Changes to Pennsylvania’s Mechanic’s Lien Law
Dramatic new changes to the Pennsylvania Mechanic’s Lien Law, 49 Pa.C.S.A. §101, et seq., will take effect on January 1, 2017 provided that the Department of General Services is able to go live with a new website known as the “State Construction Notices Directory.” This website is intended to streamline the manner in which notices are given on non-residential construction projects valued at $1,500,000 or more. These changes will require owners, contractors, subcontractors and material suppliers to be conversant with the new filing requirements and to include certain critical language in their construction contracts. There are sure to be growing pains with both the interpretation of the amended lien statute and use of the new website.

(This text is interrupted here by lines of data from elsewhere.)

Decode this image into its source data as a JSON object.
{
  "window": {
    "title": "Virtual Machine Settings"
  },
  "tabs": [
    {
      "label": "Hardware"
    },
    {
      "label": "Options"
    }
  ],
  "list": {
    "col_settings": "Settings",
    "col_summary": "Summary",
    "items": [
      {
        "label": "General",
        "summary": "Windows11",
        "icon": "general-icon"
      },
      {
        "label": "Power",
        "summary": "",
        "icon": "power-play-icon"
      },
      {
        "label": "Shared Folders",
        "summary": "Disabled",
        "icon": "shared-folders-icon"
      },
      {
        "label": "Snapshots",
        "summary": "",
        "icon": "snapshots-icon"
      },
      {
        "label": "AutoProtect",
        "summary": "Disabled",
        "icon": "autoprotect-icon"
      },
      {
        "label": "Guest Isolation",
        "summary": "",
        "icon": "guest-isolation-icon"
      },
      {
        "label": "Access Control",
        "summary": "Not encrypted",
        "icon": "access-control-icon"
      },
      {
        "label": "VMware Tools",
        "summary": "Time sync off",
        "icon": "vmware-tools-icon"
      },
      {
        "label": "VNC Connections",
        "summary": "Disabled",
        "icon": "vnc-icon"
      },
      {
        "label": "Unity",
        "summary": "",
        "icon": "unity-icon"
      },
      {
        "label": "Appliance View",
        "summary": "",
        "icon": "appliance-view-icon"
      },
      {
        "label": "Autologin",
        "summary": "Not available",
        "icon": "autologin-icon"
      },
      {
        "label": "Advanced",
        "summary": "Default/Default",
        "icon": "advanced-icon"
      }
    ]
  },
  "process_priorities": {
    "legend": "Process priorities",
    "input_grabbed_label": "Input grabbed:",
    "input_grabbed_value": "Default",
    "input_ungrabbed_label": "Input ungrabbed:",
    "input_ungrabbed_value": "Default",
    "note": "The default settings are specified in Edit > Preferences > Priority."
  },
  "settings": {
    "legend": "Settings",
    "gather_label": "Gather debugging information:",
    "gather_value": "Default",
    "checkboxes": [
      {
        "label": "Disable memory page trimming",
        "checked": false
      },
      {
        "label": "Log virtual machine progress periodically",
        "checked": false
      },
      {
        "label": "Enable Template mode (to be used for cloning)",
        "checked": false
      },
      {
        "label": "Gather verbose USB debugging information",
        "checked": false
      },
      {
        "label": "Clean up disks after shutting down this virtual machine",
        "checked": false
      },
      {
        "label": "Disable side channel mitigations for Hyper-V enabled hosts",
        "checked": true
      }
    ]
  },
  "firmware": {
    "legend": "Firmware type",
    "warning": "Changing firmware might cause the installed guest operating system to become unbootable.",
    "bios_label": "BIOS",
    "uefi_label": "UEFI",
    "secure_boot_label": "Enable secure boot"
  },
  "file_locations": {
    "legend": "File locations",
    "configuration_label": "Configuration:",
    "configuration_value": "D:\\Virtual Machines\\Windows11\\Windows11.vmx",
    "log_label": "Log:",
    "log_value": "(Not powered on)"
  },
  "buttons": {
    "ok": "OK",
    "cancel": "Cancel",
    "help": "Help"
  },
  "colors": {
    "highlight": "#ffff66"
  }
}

The website is due to be operational by December 31, 2016. It is not yet up and running; however, when it is accessible on the Department of General Services website, project owners and contractors will begin using it on searchable projects to provide four new types of notices: commencement, furnishing, completion and nonpayment. Section 501.3 allows an owner or the owner’s authorized contractor to file with the directory a Notice of Commencement in a prescribed format before any work or materials are supplied to a searchable project. Each searchable project will be assigned a unique identifying number. The Notice of Commencement must also be posted conspicuously at the job site. Any party preparing a Notice of Commencement must make reasonable effort to include the Notice in contract documents relating to the project. This will require project participants to carefully review, and in some cases, revise their standard contract documents.
If a voluntary Notice of Commencement has been filed, contractors and subcontractors must then file a Notice of Furnishing with the directory within 45 days of beginning work or supplying materials to the project. The Notice of Furnishing must contain specific language. Failure to file the Notice of Furnishing and substantially comply with the statutory requirements forfeits the right to file a lien claim.
Within 45 days after actual completion of work on a searchable project, the owner may file a Notice of Completion in the directory. The directory will theoretically transmit this notice to all subcontractors that have filed Notices of Furnishing. Then, any Claimant that has not been paid in full for work performed or materials supplied may file in the directory a Notice of Nonpayment with the owner or the party with whom it contracted “for informational purposes only.” This notice is not mandatory. To perfect a lien claim, Claimants must still comply with all other mandatory notice and procedural requirements that have long been in effect under the Mechanic’s Lien Law.
The directory must provide notification by email, fax or mailing of a filing of any notice to any party that has filed a Notice of Commencement, Notice of Furnishing or Notice of Completion. The various notice requirements shall apply to all projects commenced on or after the date on which the directory becomes operational. Keep your eyes peeled for the directory. It is not yet operational, so parties and counsel must follow the Department of General Services website to know when these requirements become effective. The amendments impose certain civil and criminal penalties on parties who fail to comply with or attempt to manipulate the new statutory requirements.
If an owner fails to register a project in the website database in the first place, the above notice provisions will not apply, and the project participants will be left to pursue and defend against mechanic’s liens in the manner to which they have become accustomed under Pennsylvania’s lien law. The amendments do not otherwise change Pennsylvania’s lien law.
So how do these amendments really change the game on private, commercial construction projects in Pennsylvania? If an owner files a Notice of Commencement, that forces Claimants to begin thinking immediately of and preserving potential lien claims far earlier in a project than they normally would (usually at a time when no real payment dispute exists and attorneys are not involved) and to file the required Notice of Furnishing so that potential lien claims are not lost. The amendments benefit Claimants in some respects. Contractors will continue to obtain bonds, but Owners must now include certain payment bond information in the Notice of Commencement that has historically been difficult for some subcontractors and material suppliers to obtain at the back end of a project. Having the information early may actually facilitate a Claimant’s payment bond claims against the surety.
For More Information
Know your lien rights. If you are involved in a commercial project commencing on or after December 31, 2016 and would like more information about these statutory changes, contact Marianne J. Gilmartin or the Stevens & Lee attorney with whom you normally consult.
This News Alert has been prepared for informational purposes only and should not be construed as, and does not constitute, legal advice on any specific matter. For more information, please see the disclaimer.